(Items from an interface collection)

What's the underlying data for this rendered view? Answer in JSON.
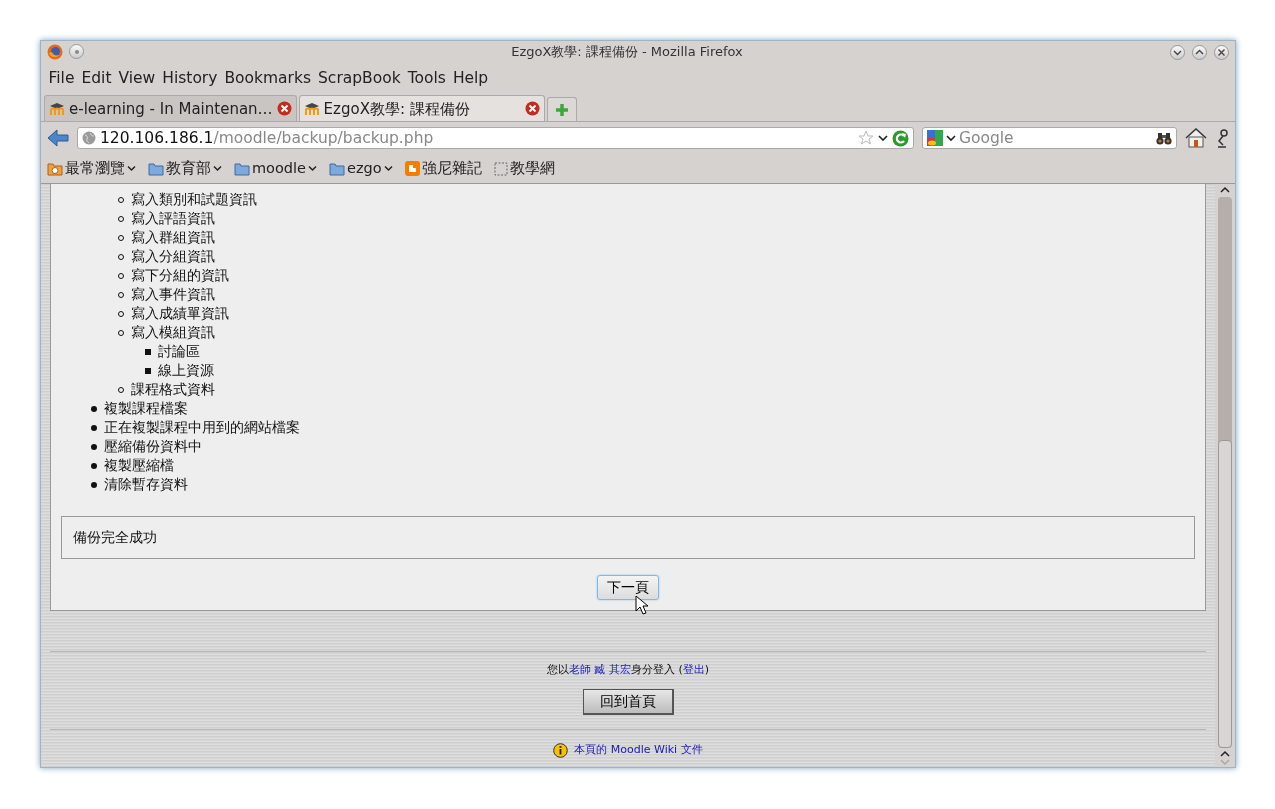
{
  "window": {
    "title": "EzgoX教學: 課程備份 - Mozilla Firefox"
  },
  "menu": [
    {
      "label": "File"
    },
    {
      "label": "Edit"
    },
    {
      "label": "View"
    },
    {
      "label": "History"
    },
    {
      "label": "Bookmarks"
    },
    {
      "label": "ScrapBook"
    },
    {
      "label": "Tools"
    },
    {
      "label": "Help"
    }
  ],
  "tabs": [
    {
      "label": "e-learning - In Maintenan…",
      "selected": false
    },
    {
      "label": "EzgoX教學: 課程備份",
      "selected": true
    }
  ],
  "address": {
    "host": "120.106.186.1",
    "path": "/moodle/backup/backup.php"
  },
  "search": {
    "placeholder": "Google"
  },
  "bookmarks": [
    {
      "label": "最常瀏覽",
      "kind": "smart",
      "dropdown": true
    },
    {
      "label": "教育部",
      "kind": "folder",
      "dropdown": true
    },
    {
      "label": "moodle",
      "kind": "folder",
      "dropdown": true
    },
    {
      "label": "ezgo",
      "kind": "folder",
      "dropdown": true
    },
    {
      "label": "強尼雜記",
      "kind": "blog",
      "dropdown": false
    },
    {
      "label": "教學網",
      "kind": "page",
      "dropdown": false
    }
  ],
  "steps": [
    {
      "children": [
        {
          "label": "寫入類別和試題資訊"
        },
        {
          "label": "寫入評語資訊"
        },
        {
          "label": "寫入群組資訊"
        },
        {
          "label": "寫入分組資訊"
        },
        {
          "label": "寫下分組的資訊"
        },
        {
          "label": "寫入事件資訊"
        },
        {
          "label": "寫入成績單資訊"
        },
        {
          "label": "寫入模組資訊",
          "children": [
            {
              "label": "討論區"
            },
            {
              "label": "線上資源"
            }
          ]
        },
        {
          "label": "課程格式資料"
        }
      ]
    },
    {
      "label": "複製課程檔案"
    },
    {
      "label": "正在複製課程中用到的網站檔案"
    },
    {
      "label": "壓縮備份資料中"
    },
    {
      "label": "複製壓縮檔"
    },
    {
      "label": "清除暫存資料"
    }
  ],
  "notice": "備份完全成功",
  "next_button": "下一頁",
  "login": {
    "prefix": "您以",
    "role": "老師",
    "user": "臧 其宏",
    "suffix": "身分登入 (",
    "logout": "登出",
    "close": ")"
  },
  "home_button": "回到首頁",
  "docs_link": "本頁的 Moodle Wiki 文件"
}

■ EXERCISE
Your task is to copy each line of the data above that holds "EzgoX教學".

■ EXPECTED ANSWER
    "title": "EzgoX教學: 課程備份 - Mozilla Firefox"
      "label": "EzgoX教學: 課程備份",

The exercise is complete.